This was a full week back at work and I was in London for most of the week. Over the summer I had enjoyed working in the London office, a change of pace, location and routine compared to the forced working from home we had endured during the pandemic. Having had a fair amount of time off work, sick with covid, it was nice to be back in the office, talking and chatting to colleagues and similarly to the summer having the change of place and routine. The office was much busier than it had been in the summer. It felt quite normal in some respects, a little quieter than it was pre-pandemic.
However it was only a couple of weeks ago that I wrote about the possibilities of in-person teaching now that 90% of university students had had at least one Covid jab. Last week though we saw a new variant of concern of the coronavirus was identified by South African scientists and labelled by the WHO as Omicron.
On Monday I wrote about the impact Omicron could potentially have on the HE sector though my main messages was that universities should prepare for a possible lockdown.
Hopefully the vaccination rollout and mask wearing will reduce the chance of lockdown, but I would still be preparing for the possibilities of another lockdown regardless.
As we reach the end of the week, there have been some stories on the spread of Omicron, across the world, spreading to Europe, as might be expected with global travel and concerns this variant would have on infection rates (being more transmissible) and the subsequent impact on health resources. There were also some positive stories about the potential of vaccination to reduce the impact of Omicron.
Having said all that I would still be preparing for the possibilities of another lockdown regardless.
As you might expect, I ensured I was wearing my mask on public transport and when entering shops, eating places and as I walked around the office.
We had an HE leadership meeting on Monday and the majority of the meeting was discussing key challenges with our new CEO.
One of the things I reflected on was the success of Learning and Teaching Reimagined (LTR) and what we should do next. In order to build on and support the sector to deliver on the recommendation and work towards the challenges, Jisc working with members produced Higher education strategy 2021-2024: powering UK higher education which outlined how Jisc would support the sector going forward.
However LTR with its focus on teaching and learning leaves the door open to other ideas. There are a range of subjects that Jisc could focus on and undertake a similar range of activities and events as we did with LTR. This, like LTR, could be a sector-wide initiative focused on providing university leaders with inspiration on what the future might hold for higher education and guidance on how to respond and thrive in those environments. We could look at the student experience, leadership, the campus… there are a range of areas in which we could focus on in.
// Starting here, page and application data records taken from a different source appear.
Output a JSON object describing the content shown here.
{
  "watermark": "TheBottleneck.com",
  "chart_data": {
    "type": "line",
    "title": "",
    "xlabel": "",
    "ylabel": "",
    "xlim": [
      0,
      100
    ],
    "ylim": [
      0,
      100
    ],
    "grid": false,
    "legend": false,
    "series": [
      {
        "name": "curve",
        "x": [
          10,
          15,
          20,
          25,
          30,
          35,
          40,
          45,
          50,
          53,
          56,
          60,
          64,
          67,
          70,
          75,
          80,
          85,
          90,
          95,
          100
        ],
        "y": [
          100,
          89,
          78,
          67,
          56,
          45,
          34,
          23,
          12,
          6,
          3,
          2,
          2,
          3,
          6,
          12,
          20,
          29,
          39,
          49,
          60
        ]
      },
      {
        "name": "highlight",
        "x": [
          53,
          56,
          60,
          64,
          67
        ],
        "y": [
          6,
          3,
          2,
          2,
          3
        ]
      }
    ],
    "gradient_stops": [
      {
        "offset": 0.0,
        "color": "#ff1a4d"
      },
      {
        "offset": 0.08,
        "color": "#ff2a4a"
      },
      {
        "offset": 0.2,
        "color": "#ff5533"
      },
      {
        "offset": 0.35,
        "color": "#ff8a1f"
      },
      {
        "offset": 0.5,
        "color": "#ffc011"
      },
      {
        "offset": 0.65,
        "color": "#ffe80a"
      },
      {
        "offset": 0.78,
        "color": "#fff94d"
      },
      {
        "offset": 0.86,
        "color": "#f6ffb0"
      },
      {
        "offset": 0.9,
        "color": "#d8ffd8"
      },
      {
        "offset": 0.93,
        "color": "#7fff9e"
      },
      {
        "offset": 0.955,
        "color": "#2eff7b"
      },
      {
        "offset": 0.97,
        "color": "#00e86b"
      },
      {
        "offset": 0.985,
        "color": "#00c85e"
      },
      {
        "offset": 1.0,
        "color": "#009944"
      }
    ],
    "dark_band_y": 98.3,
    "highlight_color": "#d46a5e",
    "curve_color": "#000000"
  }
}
I published a blog post about the pandemic response and what we saw though described as online learning, wasn’t online learning.
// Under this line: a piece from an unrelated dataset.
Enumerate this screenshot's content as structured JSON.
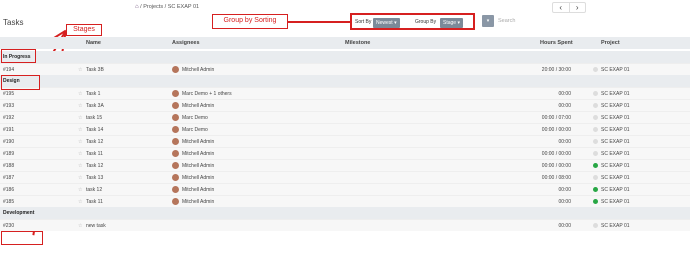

One of things I have noticed is how often much of what was done during the numerous lockdowns was described as online learning. Let’s be clear you can describe what was happening as an emergency response to a crisis, even simplistically a pivot, but what was happening across schools, colleges and universities could in no way be described as online learning.
Some of my meetings were cancelled this week, which though freeing up time, can be frustrating.
This week was the Ascilite Conference. I really enjoyed attending and keynoting the conference back in 2009. Back then the UK was in the midst of an outbreak of swine flu. I didn’t go this year, but I may think about attending next year (pandemic permitting). This year it took place online and in-person at University of New England, Armidale NSW in Australia.
Martin Bean was part of a panel session and one comment (well tweet) I saw about the session mentioned the importance of authentic assessment, which made me think.
Just asking, does anyone make the case for unauthentic assessment?
Does anyone think their current assessment is unauthentic?
Just asking for a friend.#ascilite2021
— James Clay (@jamesclay) November 30, 2021
I think there is a blog post in this.
Was reminded this week that I am rubbish at Twitter.
While eating dinner on Wednesday evening, I participated in the #LTHEChat Twitterchat, Decolonising Learning Technology led by Professor John Traxler.
I participated and did note that so much educational technology is designed for specific sector and its cultural norms, and then adjusted for other sectors and then other cultures. It was a really interesting debate and I enjoyed the discussion.
As it was December, I started tweeting out my advent calendar posts from a few years back. I really ought to spend some time doing new ones.
At the end of the week we had a HE Team meeting.
My top tweet this week was this one.
With Omicron on the horizon, maybe today is the day you start wearing your mask again and reducing social contact. #JustSaying
— James Clay (@jamesclay) November 27, 2021